**Provided material**
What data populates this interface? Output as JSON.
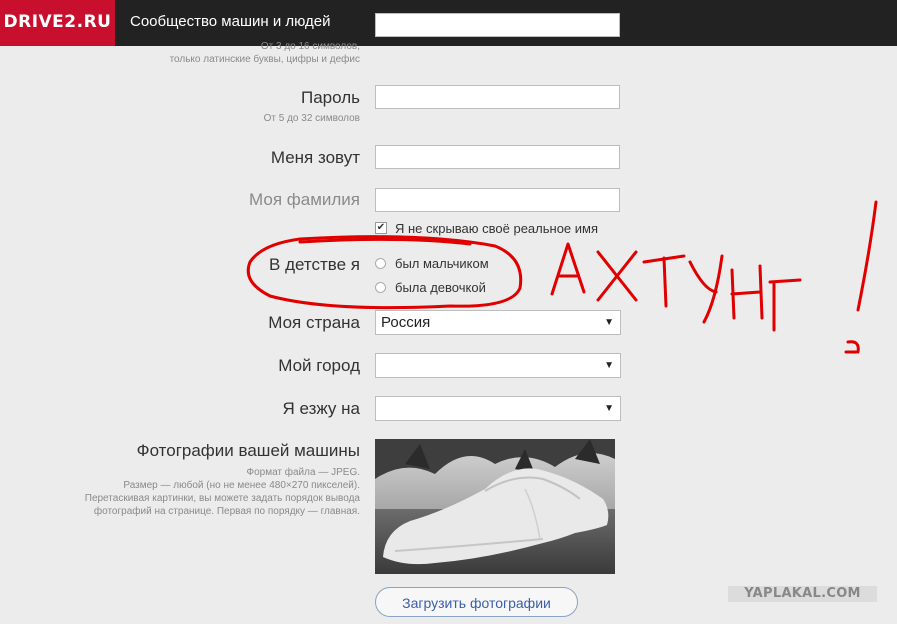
{
  "header": {
    "logo": "DRIVE2.RU",
    "tagline": "Сообщество машин и людей"
  },
  "form": {
    "nickname_hint_1": "От 3 до 16 символов,",
    "nickname_hint_2": "только латинские буквы, цифры и дефис",
    "password_label": "Пароль",
    "password_hint": "От 5 до 32 символов",
    "name_label": "Меня зовут",
    "surname_label": "Моя фамилия",
    "real_name_checkbox": "Я не скрываю своё реальное имя",
    "real_name_checked": true,
    "gender_label": "В детстве я",
    "gender_options": [
      "был мальчиком",
      "была девочкой"
    ],
    "country_label": "Моя страна",
    "country_value": "Россия",
    "city_label": "Мой город",
    "city_value": "",
    "car_label": "Я езжу на",
    "car_value": "",
    "photos_label": "Фотографии вашей машины",
    "photos_hint_1": "Формат файла — JPEG.",
    "photos_hint_2": "Размер — любой (но не менее 480×270 пикселей).",
    "photos_hint_3": "Перетаскивая картинки, вы можете задать порядок вывода",
    "photos_hint_4": "фотографий на странице. Первая по порядку — главная.",
    "upload_button": "Загрузить фотографии"
  },
  "annotation": {
    "scrawl": "АХТУНГ!",
    "accent": "#e00000"
  },
  "watermark": "YAPLAKAL.COM",
  "icons": {
    "dropdown": "triangle-down-icon",
    "check": "checkmark-icon"
  }
}
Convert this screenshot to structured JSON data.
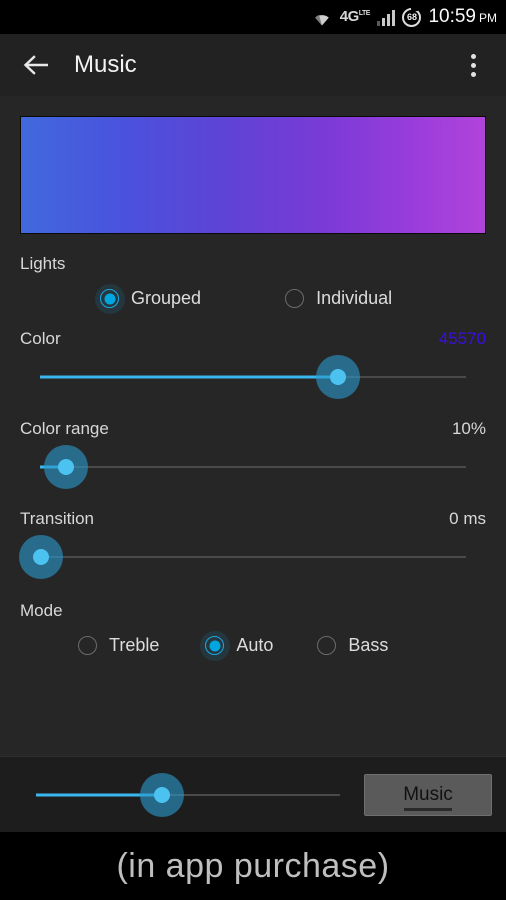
{
  "statusbar": {
    "wifi_icon": "wifi-icon",
    "network_label": "4G",
    "network_sup": "LTE",
    "signal_icon": "signal-bars-icon",
    "battery_percent": "68",
    "time": "10:59",
    "meridiem": "PM"
  },
  "actionbar": {
    "back_icon": "back-arrow-icon",
    "title": "Music",
    "overflow_icon": "overflow-menu-icon"
  },
  "preview": {
    "name": "color-gradient-preview",
    "gradient_start": "#4169dd",
    "gradient_mid": "#6b3fda",
    "gradient_end": "#b143d9"
  },
  "lights": {
    "label": "Lights",
    "options": [
      {
        "label": "Grouped",
        "selected": true
      },
      {
        "label": "Individual",
        "selected": false
      }
    ]
  },
  "color": {
    "label": "Color",
    "value": "45570",
    "value_color": "#3a0de8",
    "slider_percent": 70
  },
  "color_range": {
    "label": "Color range",
    "value": "10%",
    "slider_percent": 10
  },
  "transition": {
    "label": "Transition",
    "value": "0 ms",
    "slider_percent": 0
  },
  "mode": {
    "label": "Mode",
    "options": [
      {
        "label": "Treble",
        "selected": false
      },
      {
        "label": "Auto",
        "selected": true
      },
      {
        "label": "Bass",
        "selected": false
      }
    ]
  },
  "bottom": {
    "slider_percent": 33,
    "button_label": "Music"
  },
  "caption": {
    "text": "(in app purchase)"
  },
  "theme": {
    "accent": "#3ab7ee",
    "background": "#262626",
    "actionbar_bg": "#222222"
  }
}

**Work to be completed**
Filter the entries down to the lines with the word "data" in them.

**Solution for this task**
What data populates this interface? Output as JSON.
Convert this screenshot to structured JSON data.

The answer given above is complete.